The second model is more complicated. The main difference is that the company’s users are, in fact, not its customers. It’s customers, the people who generate its revenue, are its advertisers. This business model describes both Facebook and Google. This dynamic can create a great deal of conflict between the company and it users, where what is good for the user, for example privacy rights and content ownership rights, is bad for the company. And visa versa.

Today Facebook makes a profit of roughly $5 per user per year, virtually all through advertising. In order for the company to grow its revenue and profit in the coming years to meet Wall Street expectations and deliver on its huge stock valuation, they will need to grow that figure to $20 per user per year. Now that Facebook is public, it is going to be interesting to watch.

All of which brings me back to Forno Bravo and free. Is there a free lunch? At Forno Bravo, we believe that the answer is a big yes! :-)

We offer a wide range of free services, including the Pompeii Oven eBook (who else would teach it customers how to not buy its products?), the Forno Bravo Forum, the wood-fired cooking eBook series, the Community Cookbook and more. And we will be announcing more free services and new free eCookbooks in the future—all with no strings attached. These services cost a good deal of money to create and maintain, but from a business perspective, these are good investments.
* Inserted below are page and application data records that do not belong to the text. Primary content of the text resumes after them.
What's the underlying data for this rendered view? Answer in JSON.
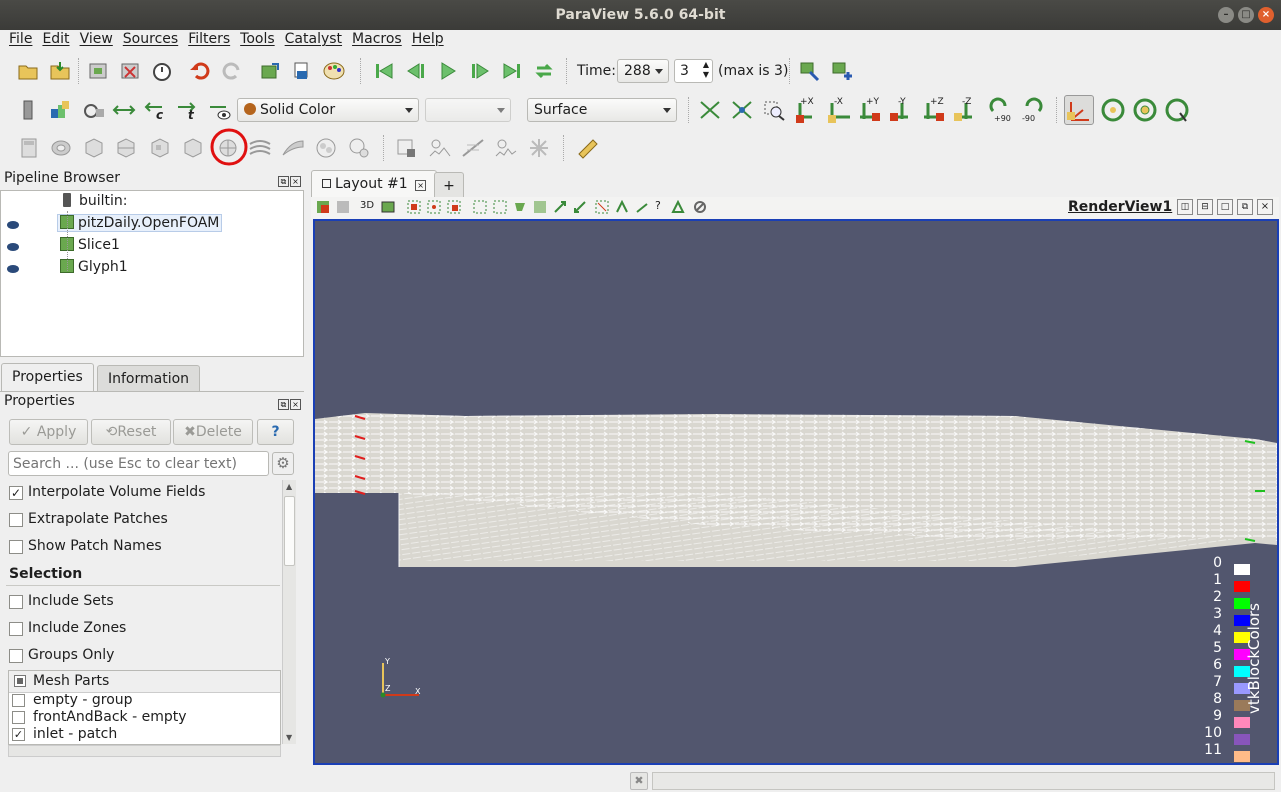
{
  "window": {
    "title": "ParaView 5.6.0 64-bit"
  },
  "menu": [
    "File",
    "Edit",
    "View",
    "Sources",
    "Filters",
    "Tools",
    "Catalyst",
    "Macros",
    "Help"
  ],
  "time": {
    "label": "Time:",
    "value": "288",
    "index": "3",
    "max_text": "(max is 3)"
  },
  "toolbar2": {
    "color_by": "Solid Color",
    "component": "",
    "representation": "Surface",
    "cam_labels": [
      "+X",
      "-X",
      "+Y",
      "-Y",
      "+Z",
      "-Z",
      "+90",
      "-90"
    ]
  },
  "pipeline": {
    "title": "Pipeline Browser",
    "items": [
      {
        "label": "builtin:"
      },
      {
        "label": "pitzDaily.OpenFOAM"
      },
      {
        "label": "Slice1"
      },
      {
        "label": "Glyph1"
      }
    ]
  },
  "props_tabs": [
    "Properties",
    "Information"
  ],
  "properties": {
    "title": "Properties",
    "apply": "Apply",
    "reset": "Reset",
    "delete": "Delete",
    "help": "?",
    "search_placeholder": "Search ... (use Esc to clear text)",
    "checks": [
      {
        "label": "Interpolate Volume Fields",
        "checked": true
      },
      {
        "label": "Extrapolate Patches",
        "checked": false
      },
      {
        "label": "Show Patch Names",
        "checked": false
      }
    ],
    "selection_header": "Selection",
    "selection_checks": [
      {
        "label": "Include Sets",
        "checked": false
      },
      {
        "label": "Include Zones",
        "checked": false
      },
      {
        "label": "Groups Only",
        "checked": false
      }
    ],
    "mesh_parts_header": "Mesh Parts",
    "mesh_parts": [
      {
        "label": "empty - group",
        "checked": false
      },
      {
        "label": "frontAndBack - empty",
        "checked": false
      },
      {
        "label": "inlet - patch",
        "checked": true
      }
    ]
  },
  "layout": {
    "tab": "Layout #1",
    "add_tab": "+",
    "view_label": "RenderView1",
    "mode_3d": "3D"
  },
  "axes": {
    "y": "Y",
    "z": "Z",
    "x": "X"
  },
  "legend": {
    "title": "vtkBlockColors",
    "entries": [
      {
        "n": "0",
        "color": "#ffffff"
      },
      {
        "n": "1",
        "color": "#ff0000"
      },
      {
        "n": "2",
        "color": "#00ff00"
      },
      {
        "n": "3",
        "color": "#0000ff"
      },
      {
        "n": "4",
        "color": "#ffff00"
      },
      {
        "n": "5",
        "color": "#ff00ff"
      },
      {
        "n": "6",
        "color": "#00ffff"
      },
      {
        "n": "7",
        "color": "#9999ff"
      },
      {
        "n": "8",
        "color": "#9a7a5a"
      },
      {
        "n": "9",
        "color": "#ff88bb"
      },
      {
        "n": "10",
        "color": "#8855bb"
      },
      {
        "n": "11",
        "color": "#ffbb88"
      }
    ]
  }
}
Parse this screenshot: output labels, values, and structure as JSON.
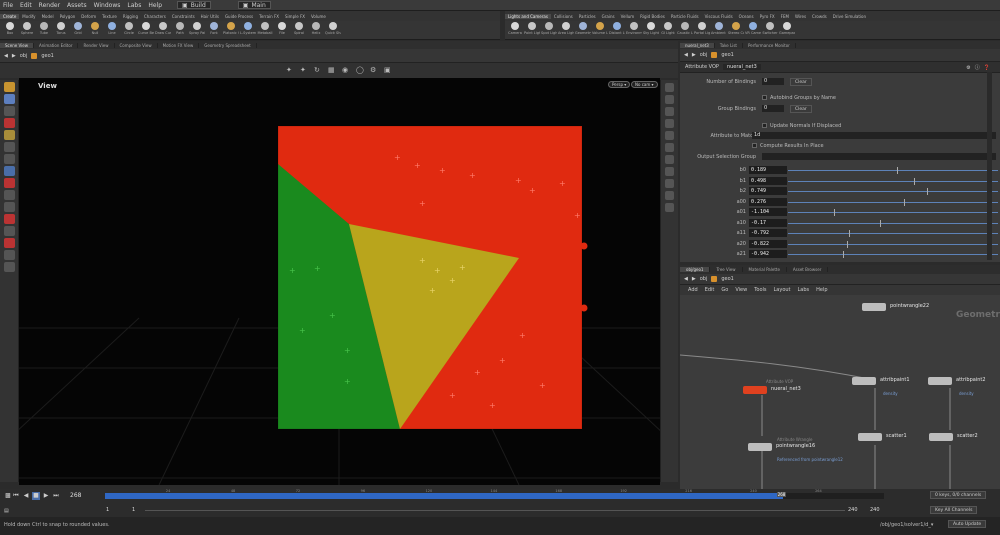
{
  "menubar": {
    "items": [
      "File",
      "Edit",
      "Render",
      "Assets",
      "Windows",
      "Labs",
      "Help"
    ],
    "build_selector": "Build",
    "desktop_selector": "Main"
  },
  "shelf_tabs_left": [
    "Create",
    "Modify",
    "Model",
    "Polygon",
    "Deform",
    "Texture",
    "Rigging",
    "Characters",
    "Constraints",
    "Hair Utils",
    "Guide Process",
    "Terrain FX",
    "Simple FX",
    "Volume"
  ],
  "shelf_tabs_right": [
    "Lights and Cameras",
    "Collisions",
    "Particles",
    "Grains",
    "Vellum",
    "Rigid Bodies",
    "Particle Fluids",
    "Viscous Fluids",
    "Oceans",
    "Pyro FX",
    "FEM",
    "Wires",
    "Crowds",
    "Drive Simulation"
  ],
  "shelf_tools_left": [
    "Box",
    "Sphere",
    "Tube",
    "Torus",
    "Grid",
    "Null",
    "Line",
    "Circle",
    "Curve Bezier",
    "Draw Curve",
    "Path",
    "Spray Paint",
    "Font",
    "Platonic Solids",
    "L-System",
    "Metaball",
    "File",
    "Spiral",
    "Helix",
    "Quick Shapes"
  ],
  "shelf_tools_right": [
    "Camera",
    "Point Light",
    "Spot Light",
    "Area Light",
    "Geometry Light",
    "Volume Light",
    "Distant Light",
    "Environment Light",
    "Sky Light",
    "GI Light",
    "Caustic Light",
    "Portal Light",
    "Ambient Light",
    "Stereo Camera",
    "VR Camera",
    "Switcher",
    "Gamepad Camera"
  ],
  "viewport_tabs": [
    "Scene View",
    "Animation Editor",
    "Render View",
    "Composite View",
    "Motion FX View",
    "Geometry Spreadsheet"
  ],
  "viewport_path": {
    "context": "obj",
    "node": "geo1"
  },
  "viewport": {
    "title": "View",
    "persp_label": "Persp ▾",
    "cam_label": "No cam ▾"
  },
  "params_tabs": [
    "nueral_net3",
    "Take List",
    "Performance Monitor"
  ],
  "params_path": {
    "context": "obj",
    "node": "geo1"
  },
  "params": {
    "node_type": "Attribute VOP",
    "node_name": "nueral_net3",
    "num_bindings_label": "Number of Bindings",
    "num_bindings_value": "0",
    "clear_label": "Clear",
    "autobind_label": "Autobind Groups by Name",
    "group_bindings_label": "Group Bindings",
    "group_bindings_value": "0",
    "update_normals_label": "Update Normals If Displaced",
    "attr_to_match_label": "Attribute to Match",
    "attr_to_match_value": "1d",
    "compute_in_place_label": "Compute Results In Place",
    "output_group_label": "Output Selection Group"
  },
  "sliders": [
    {
      "label": "b0",
      "value": "0.189",
      "pos": 0.52
    },
    {
      "label": "b1",
      "value": "0.498",
      "pos": 0.6
    },
    {
      "label": "b2",
      "value": "0.749",
      "pos": 0.66
    },
    {
      "label": "a00",
      "value": "0.276",
      "pos": 0.55
    },
    {
      "label": "a01",
      "value": "-1.104",
      "pos": 0.22
    },
    {
      "label": "a10",
      "value": "-0.17",
      "pos": 0.44
    },
    {
      "label": "a11",
      "value": "-0.792",
      "pos": 0.29
    },
    {
      "label": "a20",
      "value": "-0.822",
      "pos": 0.28
    },
    {
      "label": "a21",
      "value": "-0.942",
      "pos": 0.26
    }
  ],
  "network_tabs": [
    "obj/geo1",
    "Tree View",
    "Material Palette",
    "Asset Browser"
  ],
  "network_path": {
    "context": "obj",
    "node": "geo1"
  },
  "network_menu": [
    "Add",
    "Edit",
    "Go",
    "View",
    "Tools",
    "Layout",
    "Labs",
    "Help"
  ],
  "network": {
    "watermark": "Geometry",
    "nodes": [
      {
        "name": "pointwrangle22",
        "type": "",
        "sub": ""
      },
      {
        "name": "nueral_net3",
        "type": "Attribute VOP",
        "sub": ""
      },
      {
        "name": "attribpaint1",
        "type": "",
        "sub": "density"
      },
      {
        "name": "attribpaint2",
        "type": "",
        "sub": "density"
      },
      {
        "name": "scatter1",
        "type": "",
        "sub": ""
      },
      {
        "name": "scatter2",
        "type": "",
        "sub": ""
      },
      {
        "name": "pointwrangle16",
        "type": "Attribute Wrangle",
        "sub": "Referenced from pointwrangle12"
      }
    ]
  },
  "timeline": {
    "current_frame": "268",
    "frame_marker": "268",
    "ticks": [
      "24",
      "48",
      "72",
      "96",
      "120",
      "144",
      "168",
      "192",
      "216",
      "240",
      "264"
    ],
    "progress": 0.87,
    "range_start_a": "1",
    "range_start_b": "1",
    "range_end_a": "240",
    "range_end_b": "240",
    "keys_label": "0 keys, 0/0 channels",
    "key_all_label": "Key All Channels"
  },
  "status": {
    "hint": "Hold down Ctrl to snap to rounded values.",
    "path": "/obj/geo1/solver1/d_▾",
    "auto_update": "Auto Update"
  },
  "colors": {
    "red": "#e02a10",
    "green": "#1a8a1e",
    "yellow": "#b9a51c",
    "node_red": "#e0411f",
    "timeline_blue": "#2f67c4"
  }
}
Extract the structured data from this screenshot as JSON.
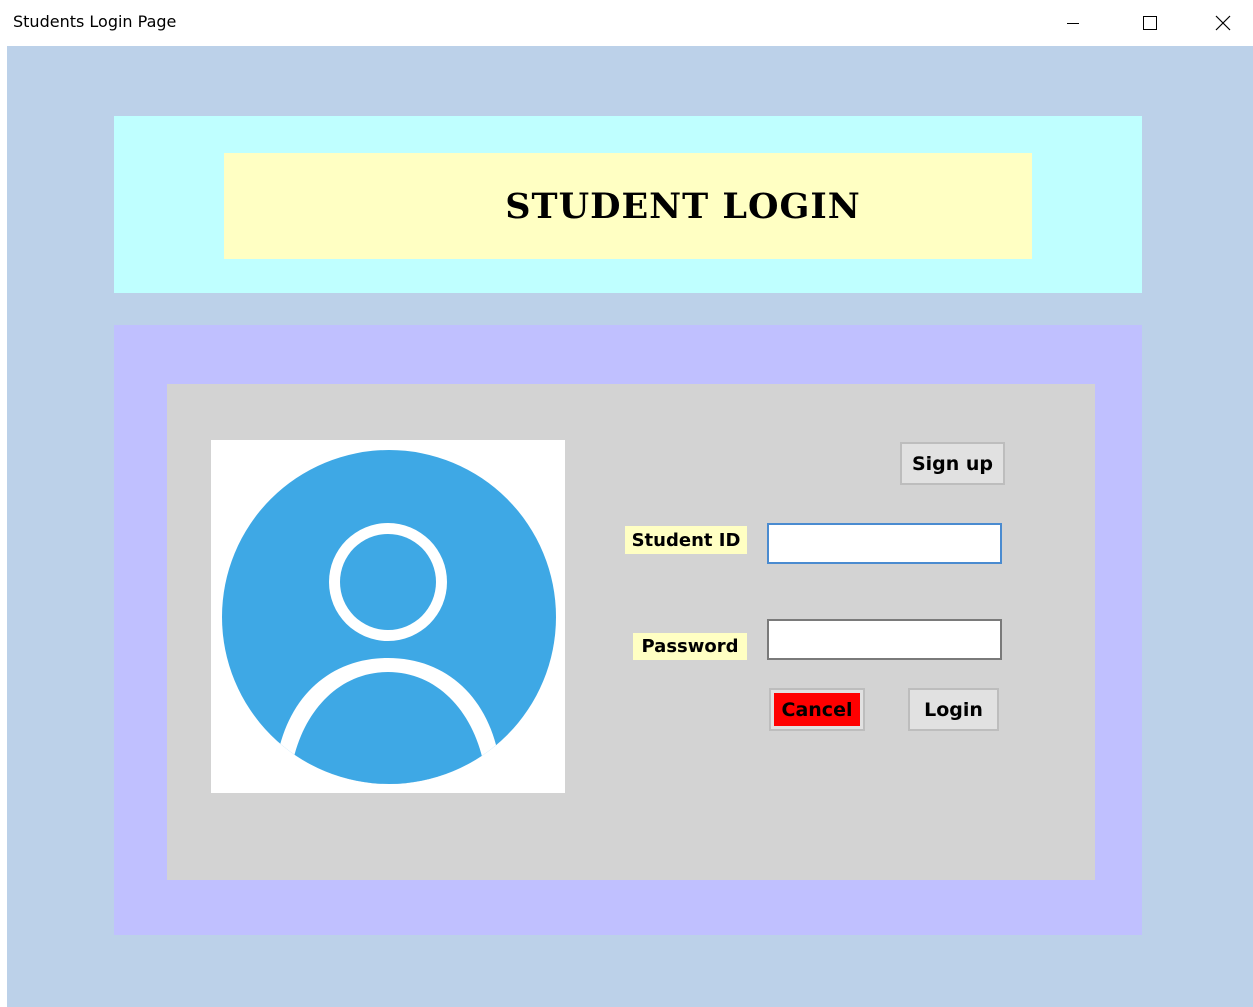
{
  "window": {
    "title": "Students Login Page",
    "controls": {
      "minimize_icon": "minimize-icon",
      "maximize_icon": "maximize-icon",
      "close_icon": "close-icon"
    }
  },
  "header": {
    "heading": "STUDENT LOGIN"
  },
  "form": {
    "signup_label": "Sign up",
    "student_id_label": "Student ID",
    "student_id_value": "",
    "password_label": "Password",
    "password_value": "",
    "cancel_label": "Cancel",
    "login_label": "Login"
  },
  "avatar": {
    "icon": "user-avatar-icon"
  },
  "colors": {
    "client_bg": "#bcd1e9",
    "header_panel": "#bfffff",
    "title_panel": "#ffffc3",
    "outer_panel": "#c0c0ff",
    "inner_panel": "#d3d3d3",
    "avatar_blue": "#3ea8e5",
    "label_bg": "#ffffc3",
    "cancel_bg": "#ff0000",
    "focus_border": "#4a8bd0"
  }
}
The important point is that Forno Bravo does not accept advertising and we will never sell or share your information with a third party. Never! We think that it should be easy, relaxing and fun to be a part of the Forno Bravo community.

This has been our strategy from day one, and it has been working really well; both for Forno Bravo and, we think, for our customers and our community. So we aren’t going to make any changes. Even though Facebook is now worth $104B.

I’m off to bake some bread and take lots of notes for our forthcoming wood-fired bread eBook.

Crooks and Pizza Ovens

From ABC News 5 in Cleveland.

CLEVELAND – From a topless pool in Vegas to his pizza oven in Independence, the government released evidence it used to convict former political powerhouse Jimmy Dimora of corruption charges…

Well, you can guess the rest. It sounds like Jimmy Dimora was a bad buy with a pizza oven. Interestingly enough, he is also very large, weighing in at 360 lbs when he was sentenced, and he is now on a low-cal diet in prison. No more pizza for Jimmy, though I have to say that if he was making Pizza Napoletana, he wouldn’t weigh so much.

In the bigger picture, I am wondering if there is a connection between corruption and pizza ovens. I remember back a number of years, when during the trial for one of the guys who cheated on Wall Street (either Enron or Worldcom) the press pointed out that the crook had not one, but two, pizza ovens at his palatial home. Pizza ovens. The ultimate luxury for those hard, stolen dollars.